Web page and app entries
== Segment start ==
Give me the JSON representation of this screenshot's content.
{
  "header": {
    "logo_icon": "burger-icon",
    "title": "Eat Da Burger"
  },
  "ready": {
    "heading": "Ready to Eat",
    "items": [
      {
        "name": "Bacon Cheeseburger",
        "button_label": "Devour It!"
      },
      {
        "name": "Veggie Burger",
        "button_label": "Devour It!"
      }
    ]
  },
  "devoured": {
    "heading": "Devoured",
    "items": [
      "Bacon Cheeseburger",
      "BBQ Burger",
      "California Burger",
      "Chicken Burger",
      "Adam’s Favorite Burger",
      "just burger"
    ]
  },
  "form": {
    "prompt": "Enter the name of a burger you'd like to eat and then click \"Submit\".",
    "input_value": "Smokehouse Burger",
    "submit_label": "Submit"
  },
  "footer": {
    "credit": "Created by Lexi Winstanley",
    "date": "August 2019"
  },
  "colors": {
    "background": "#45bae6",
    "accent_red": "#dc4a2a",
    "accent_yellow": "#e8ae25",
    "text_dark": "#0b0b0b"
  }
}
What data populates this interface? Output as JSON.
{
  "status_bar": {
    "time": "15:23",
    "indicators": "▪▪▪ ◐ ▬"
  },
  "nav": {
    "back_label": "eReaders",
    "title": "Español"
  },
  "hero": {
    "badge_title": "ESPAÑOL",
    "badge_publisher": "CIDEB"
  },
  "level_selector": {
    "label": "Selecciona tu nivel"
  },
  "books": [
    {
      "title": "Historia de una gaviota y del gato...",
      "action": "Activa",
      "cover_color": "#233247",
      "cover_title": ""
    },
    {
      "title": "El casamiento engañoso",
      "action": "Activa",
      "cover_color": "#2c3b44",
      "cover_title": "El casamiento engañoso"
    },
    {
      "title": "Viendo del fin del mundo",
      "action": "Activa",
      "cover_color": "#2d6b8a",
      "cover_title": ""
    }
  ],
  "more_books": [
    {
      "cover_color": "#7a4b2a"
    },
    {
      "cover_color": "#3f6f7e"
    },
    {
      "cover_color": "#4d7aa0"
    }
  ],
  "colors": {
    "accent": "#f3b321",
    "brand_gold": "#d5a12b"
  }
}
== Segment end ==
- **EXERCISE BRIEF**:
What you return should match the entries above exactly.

- **RESPONSE AREA**:
Give me the JSON representation of this screenshot's content.
{
  "header": {
    "logo_icon": "burger-icon",
    "title": "Eat Da Burger"
  },
  "ready": {
    "heading": "Ready to Eat",
    "items": [
      {
        "name": "Bacon Cheeseburger",
        "button_label": "Devour It!"
      },
      {
        "name": "Veggie Burger",
        "button_label": "Devour It!"
      }
    ]
  },
  "devoured": {
    "heading": "Devoured",
    "items": [
      "Bacon Cheeseburger",
      "BBQ Burger",
      "California Burger",
      "Chicken Burger",
      "Adam’s Favorite Burger",
      "just burger"
    ]
  },
  "form": {
    "prompt": "Enter the name of a burger you'd like to eat and then click \"Submit\".",
    "input_value": "Smokehouse Burger",
    "submit_label": "Submit"
  },
  "footer": {
    "credit": "Created by Lexi Winstanley",
    "date": "August 2019"
  },
  "colors": {
    "background": "#45bae6",
    "accent_red": "#dc4a2a",
    "accent_yellow": "#e8ae25",
    "text_dark": "#0b0b0b"
  }
}
What data populates this interface? Output as JSON.
{
  "status_bar": {
    "time": "15:23",
    "indicators": "▪▪▪ ◐ ▬"
  },
  "nav": {
    "back_label": "eReaders",
    "title": "Español"
  },
  "hero": {
    "badge_title": "ESPAÑOL",
    "badge_publisher": "CIDEB"
  },
  "level_selector": {
    "label": "Selecciona tu nivel"
  },
  "books": [
    {
      "title": "Historia de una gaviota y del gato...",
      "action": "Activa",
      "cover_color": "#233247",
      "cover_title": ""
    },
    {
      "title": "El casamiento engañoso",
      "action": "Activa",
      "cover_color": "#2c3b44",
      "cover_title": "El casamiento engañoso"
    },
    {
      "title": "Viendo del fin del mundo",
      "action": "Activa",
      "cover_color": "#2d6b8a",
      "cover_title": ""
    }
  ],
  "more_books": [
    {
      "cover_color": "#7a4b2a"
    },
    {
      "cover_color": "#3f6f7e"
    },
    {
      "cover_color": "#4d7aa0"
    }
  ],
  "colors": {
    "accent": "#f3b321",
    "brand_gold": "#d5a12b"
  }
}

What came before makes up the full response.